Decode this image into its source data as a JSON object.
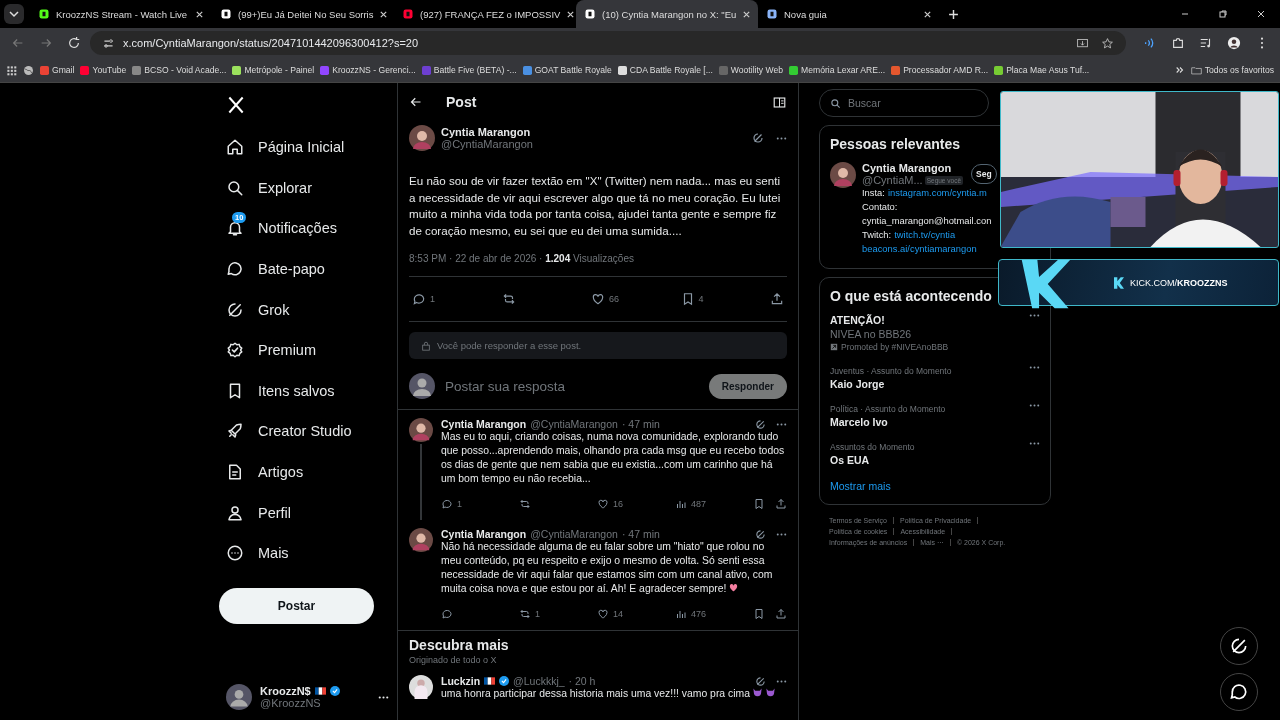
{
  "browser": {
    "tabs": [
      {
        "title": "KroozzNS Stream - Watch Live",
        "selected": false
      },
      {
        "title": "(99+)Eu Já Deitei No Seu Sorris",
        "selected": false
      },
      {
        "title": "(927) FRANÇA FEZ o IMPOSSIV",
        "selected": false
      },
      {
        "title": "(10) Cyntia Marangon no X: \"Eu",
        "selected": true
      },
      {
        "title": "Nova guia",
        "selected": false
      }
    ],
    "url": "x.com/CyntiaMarangon/status/2047101442096300412?s=20",
    "bookmarks": [
      "Gmail",
      "YouTube",
      "BCSO - Void Acade...",
      "Metrópole - Painel",
      "KroozzNS - Gerenci...",
      "Battle Five (BETA) -...",
      "GOAT Battle Royale",
      "CDA Battle Royale [...",
      "Wootility Web",
      "Memória Lexar ARE...",
      "Processador AMD R...",
      "Placa Mae Asus Tuf..."
    ],
    "all_bookmarks": "Todos os favoritos"
  },
  "nav": {
    "items": [
      {
        "label": "Página Inicial"
      },
      {
        "label": "Explorar"
      },
      {
        "label": "Notificações",
        "badge": "10"
      },
      {
        "label": "Bate-papo"
      },
      {
        "label": "Grok"
      },
      {
        "label": "Premium"
      },
      {
        "label": "Itens salvos"
      },
      {
        "label": "Creator Studio"
      },
      {
        "label": "Artigos"
      },
      {
        "label": "Perfil"
      },
      {
        "label": "Mais"
      }
    ],
    "post_button": "Postar",
    "account": {
      "name": "KroozzN$",
      "handle": "@KroozzNS"
    }
  },
  "main": {
    "title": "Post",
    "post": {
      "name": "Cyntia Marangon",
      "handle": "@CyntiaMarangon",
      "text": "Eu não sou de vir fazer textão em \"X\" (Twitter) nem nada... mas eu senti a necessidade de vir aqui escrever algo que tá no meu coração. Eu lutei muito a minha vida toda por tanta coisa, ajudei tanta gente e sempre fiz de coração mesmo, eu sei que eu dei uma sumida....",
      "time": "8:53 PM · 22 de abr de 2026 ·",
      "views": "1.204",
      "views_label": "Visualizações",
      "replies": "1",
      "likes": "66",
      "bookmarks": "4"
    },
    "reply_notice": "Você pode responder a esse post.",
    "composer": {
      "placeholder": "Postar sua resposta",
      "button": "Responder"
    },
    "replies": [
      {
        "name": "Cyntia Marangon",
        "handle": "@CyntiaMarangon",
        "time": "· 47 min",
        "text": "Mas eu to aqui, criando coisas, numa nova comunidade, explorando tudo que posso...aprendendo mais, olhando pra cada msg que eu recebo todos os dias de gente que nem sabia que eu existia...com um carinho que há um bom tempo eu não recebia...",
        "replies": "1",
        "likes": "16",
        "views": "487",
        "heart": false
      },
      {
        "name": "Cyntia Marangon",
        "handle": "@CyntiaMarangon",
        "time": "· 47 min",
        "text": "Não há necessidade alguma de eu falar sobre um \"hiato\" que rolou no meu conteúdo, pq eu respeito e exijo o mesmo de volta. Só senti essa necessidade de vir aqui falar que estamos sim com um canal ativo, com muita coisa nova e que estou por aí. Ah! E agradecer sempre!",
        "reposts": "1",
        "likes": "14",
        "views": "476",
        "heart": true
      }
    ],
    "discover": {
      "title": "Descubra mais",
      "subtitle": "Originado de todo o X",
      "tweet": {
        "name": "Luckzin",
        "handle": "@Luckkkj_",
        "time": "· 20 h",
        "text": "uma honra participar dessa historia mais uma vez!!! vamo pra cima"
      }
    }
  },
  "right": {
    "search": {
      "placeholder": "Buscar"
    },
    "people": {
      "title": "Pessoas relevantes",
      "name": "Cyntia Marangon",
      "handle": "@CyntiaM...",
      "follows_you": "Segue você",
      "button": "Seg",
      "bio": [
        {
          "label": "Insta:",
          "link": "instagram.com/cyntia.m"
        },
        {
          "label": "Contato:"
        },
        {
          "label": "cyntia_marangon@hotmail.con"
        },
        {
          "label": "Twitch:",
          "link": "twitch.tv/cyntia"
        },
        {
          "link": "beacons.ai/cyntiamarangon"
        }
      ]
    },
    "trends": {
      "title": "O que está acontecendo",
      "items": [
        {
          "kind": "promoted",
          "title": "ATENÇÃO!",
          "subtitle": "NIVEA no BBB26",
          "promoted": "Promoted by #NIVEAnoBBB"
        },
        {
          "kind": "trend",
          "context": "Juventus · Assunto do Momento",
          "title": "Kaio Jorge"
        },
        {
          "kind": "trend",
          "context": "Política · Assunto do Momento",
          "title": "Marcelo Ivo"
        },
        {
          "kind": "trend",
          "context": "Assuntos do Momento",
          "title": "Os EUA"
        }
      ],
      "show_more": "Mostrar mais"
    },
    "footer": [
      "Termos de Serviço",
      "Política de Privacidade",
      "Política de cookies",
      "Acessibilidade",
      "Informações de anúncios",
      "Mais ···"
    ],
    "copyright": "© 2026 X Corp."
  },
  "overlay": {
    "banner": "KICK.COM/**KROOZZNS**"
  }
}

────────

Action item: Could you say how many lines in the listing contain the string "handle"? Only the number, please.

Written response: 6